Talking about IR Magazine research that has consistently uncovered a gender pay gap in IR, Barry says that for her, ‘diversity and pay equity starts at the top. Last year, we partnered with Women Get On Board to conduct evidence-based research on the lack of board diversity in Canada.’ What they found was that just 16 percent of board seats for new issuers on the Toronto Stock Exchange (TSX) and TSX Venture Exchange were occupied by women and only 5.5 percent of board chairs were women. ‘If so few board members are women, the push for equitable pay will not happen,’ Barry says.
Sawamoto adds that ‘companies with IROs need to keep up with salary surveys and pay staff accordingly. IROs have a unique position as their jobs consist of many roles spanning ESG, compliance, finance, IR, media relations and corporate governance, to name a few. Expectations on IRO skills, education and accreditation and expanded investor engagement keep increasing, but the pay is not keeping up.’
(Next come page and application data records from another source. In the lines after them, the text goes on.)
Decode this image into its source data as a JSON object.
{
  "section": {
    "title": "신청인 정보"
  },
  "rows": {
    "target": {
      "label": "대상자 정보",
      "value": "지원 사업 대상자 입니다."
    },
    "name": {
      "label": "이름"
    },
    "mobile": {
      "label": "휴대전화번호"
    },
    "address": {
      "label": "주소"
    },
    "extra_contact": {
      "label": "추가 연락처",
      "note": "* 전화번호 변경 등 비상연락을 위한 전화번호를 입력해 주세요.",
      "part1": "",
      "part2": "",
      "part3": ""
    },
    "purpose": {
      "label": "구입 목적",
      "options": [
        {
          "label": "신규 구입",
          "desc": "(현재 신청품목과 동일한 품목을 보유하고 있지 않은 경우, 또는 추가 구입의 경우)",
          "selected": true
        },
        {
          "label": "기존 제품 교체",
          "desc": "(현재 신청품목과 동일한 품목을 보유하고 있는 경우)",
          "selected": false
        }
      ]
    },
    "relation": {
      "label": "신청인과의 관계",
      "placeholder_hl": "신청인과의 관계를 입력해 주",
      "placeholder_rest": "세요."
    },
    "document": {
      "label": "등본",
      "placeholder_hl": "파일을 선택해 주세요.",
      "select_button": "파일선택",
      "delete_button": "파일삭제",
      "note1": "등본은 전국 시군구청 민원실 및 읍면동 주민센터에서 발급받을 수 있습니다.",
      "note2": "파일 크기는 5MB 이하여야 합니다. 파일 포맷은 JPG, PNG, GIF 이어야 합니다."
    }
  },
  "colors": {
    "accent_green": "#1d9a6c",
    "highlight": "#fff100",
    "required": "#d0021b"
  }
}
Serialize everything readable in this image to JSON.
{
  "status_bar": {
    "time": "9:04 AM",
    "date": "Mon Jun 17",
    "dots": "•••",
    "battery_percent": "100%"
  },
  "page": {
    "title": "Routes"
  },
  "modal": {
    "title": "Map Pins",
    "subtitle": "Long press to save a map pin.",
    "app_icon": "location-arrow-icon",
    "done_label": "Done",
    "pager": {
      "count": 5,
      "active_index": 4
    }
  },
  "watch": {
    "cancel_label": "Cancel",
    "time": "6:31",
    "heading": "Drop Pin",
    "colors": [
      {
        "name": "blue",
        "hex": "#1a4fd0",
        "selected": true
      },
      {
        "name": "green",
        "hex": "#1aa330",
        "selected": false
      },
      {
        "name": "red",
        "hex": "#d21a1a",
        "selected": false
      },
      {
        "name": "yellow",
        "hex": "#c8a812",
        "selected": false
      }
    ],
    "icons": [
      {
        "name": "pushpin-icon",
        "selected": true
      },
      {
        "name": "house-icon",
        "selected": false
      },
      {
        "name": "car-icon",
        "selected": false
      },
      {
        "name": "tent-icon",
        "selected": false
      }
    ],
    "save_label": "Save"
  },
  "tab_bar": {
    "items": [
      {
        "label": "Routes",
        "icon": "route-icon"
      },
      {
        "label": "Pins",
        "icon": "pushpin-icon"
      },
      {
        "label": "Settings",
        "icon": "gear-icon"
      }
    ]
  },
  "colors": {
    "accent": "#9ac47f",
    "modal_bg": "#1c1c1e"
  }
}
So what other trends do the pair, who each spent the first 15 years of their respective careers as in-house IR for ‘a variety of public companies in a range of industries’ see emerging in the IR space? Barry cites the ‘ever-increasing compliance and regulations. For example, the scrutiny on news release content is greater now than ever’, as well as the perennial challenge of finding new and better ways to communicate with investors.
While on the one hand, she says it is still ‘all about getting back to the basics of telling great stories and building relationships with analysts and other key stakeholders’, Barry also says the firm likes to get creative. ‘We got creative with our client PesoRama, Mexico’s only true dollar store, and provided dollar store swag to investment advisers to break through the barrage of messaging,’ she recalls.
This is a philosophy it seems the pair apply to everything irlabs does. ‘Our Capital Markets Comeback Tour this spring is a great example of engaging with capital markets in a fun way,’ says Sawamoto. ‘We’re holding sold-out evening events in Vancouver, Calgary, Montreal and Toronto with capital markets and the media, and the response has been overwhelmingly positive.
‘We’re not afraid to push the envelope on making meaningful connections.’